Exercise details
Using the data below, repeat all of it precisely.

Dataset records
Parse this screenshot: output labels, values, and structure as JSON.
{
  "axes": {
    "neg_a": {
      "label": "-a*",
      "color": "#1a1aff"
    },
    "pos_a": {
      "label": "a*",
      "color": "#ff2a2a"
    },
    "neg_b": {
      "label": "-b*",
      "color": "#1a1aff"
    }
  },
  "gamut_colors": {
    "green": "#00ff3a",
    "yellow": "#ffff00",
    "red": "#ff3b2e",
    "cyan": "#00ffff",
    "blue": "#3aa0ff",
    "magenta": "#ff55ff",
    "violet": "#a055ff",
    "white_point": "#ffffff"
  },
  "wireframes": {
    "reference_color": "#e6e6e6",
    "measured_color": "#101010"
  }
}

Result of this exercise
Parse this screenshot: output labels, values, and structure as JSON.
{
  "axes": {
    "neg_a": {
      "label": "-a*",
      "color": "#1a1aff"
    },
    "pos_a": {
      "label": "a*",
      "color": "#ff2a2a"
    },
    "neg_b": {
      "label": "-b*",
      "color": "#1a1aff"
    }
  },
  "gamut_colors": {
    "green": "#00ff3a",
    "yellow": "#ffff00",
    "red": "#ff3b2e",
    "cyan": "#00ffff",
    "blue": "#3aa0ff",
    "magenta": "#ff55ff",
    "violet": "#a055ff",
    "white_point": "#ffffff"
  },
  "wireframes": {
    "reference_color": "#e6e6e6",
    "measured_color": "#101010"
  }
}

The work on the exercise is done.